Return To “Being In Person” A Welcome, And Good Exhausting Reminder Of What We Missed…
Usually after not doing something mentally or physically for quite a while it takes a bit of a restart to get back into the flow. Amazingly we found it true about the return to live business events as well. Tuesday I made the trek to midtown to the CAA World Congress of Sports, the first live in person business event I have been to since leaving the MIT Sloan Analytics Conference in Boston 18 months ago.
It was mentally exhausting, but as they say, a good exhausting. I was surprised at the end of the day to hear how many people say that their frame of mind and their focus had been noticeably altered by being away from such larger scale events for such an extended period of time…the slight complaints of headaches and tiredness, both of which were offset by high fives and hugs…was pretty universal by six o’clock cocktails, and more than a few people from out of NY had retreated to their rooms, some to admittedly take a nap.
Regardless, the return to live events brings back the randomness of showing up and connecting with colleagues new and old, something that was lost during the past 18 months. While we hid behind screens and events promised special “networking rooms,” there is nothing like being there and getting a smile, or a high five from someone you would rarely see directly in any online platform. In a business of human contact and relationships, that randomness is a treasured tradition that we have all missed. It brings back increased focus on conversations, forces one to be less distracted, and really helps reengage the mental skill of listening and conversation, something which slipped away, probably for all of us, during this time.
That focus is also something I have noticed in classroom settings as well. Since we are back in the room at Columbia, but cannot have guests come in yet, we are in a bit of a hybrid more. What has been interesting to watch is the subconscious shift of attention when groups are watching a screen vs, when someone is right in front of them. No matter how hard one tries, the distractions from a device, from something else in the room, from something you notice elsewhere in the area, are pretty rampant. The lack of need for eye contact allows one to wander a bit, and even the most focused seem to lose just a bit of focus after just a few minutes. When you are in the room, any room, with an actual person in conversation, your focus, and your mental acuity is in the moment. When we are in front of a screen, it is less so.

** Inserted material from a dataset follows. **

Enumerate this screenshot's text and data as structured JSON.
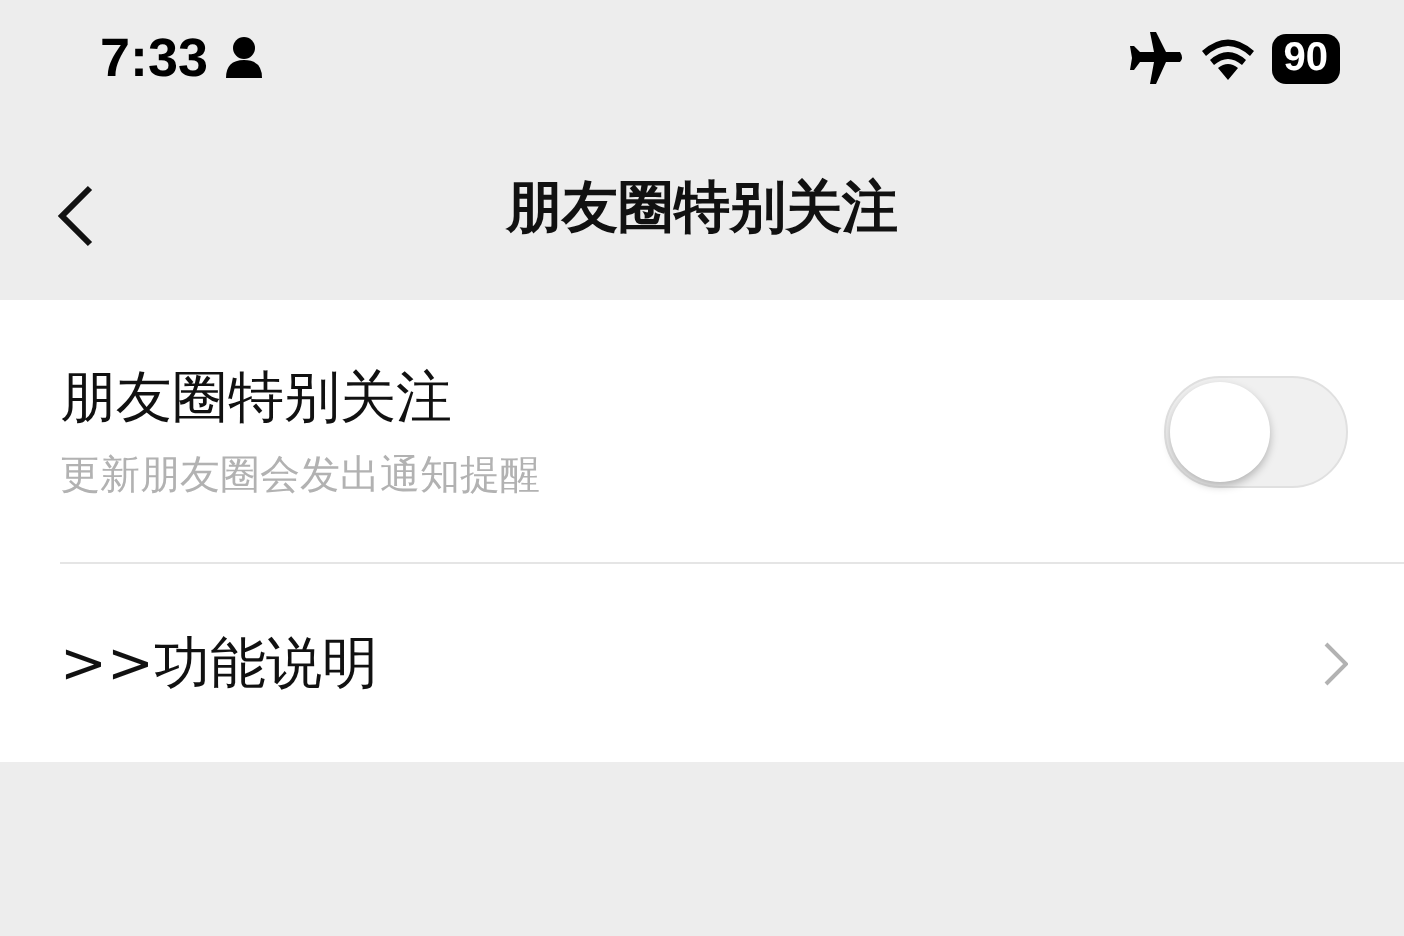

Now not everyone is yet ready for the big networking events of the past, and frankly, there is still a great deal of time management involved with travel and other factors that still make the occasional look in for streamed events worthwhile, not to mention the ability to view, or listen, to things going on when you want, not when they occur. We also have such more engaged social channels to bookmark and highlight things, that always “being there” may not be the best bang for the buck or the minute.
However now that I have been “back,” even in a New York City that is still nowhere near “back” to what it was in the past decade, I will take the occasional mental exhaustion and headache from seeing and laughing with and learning from people “in person,” over the docile time in front of a screen, any screen.
For those I ran into Tuesday in New York, great to see you. For those we missed, I hope to see you soon, it’s been too long.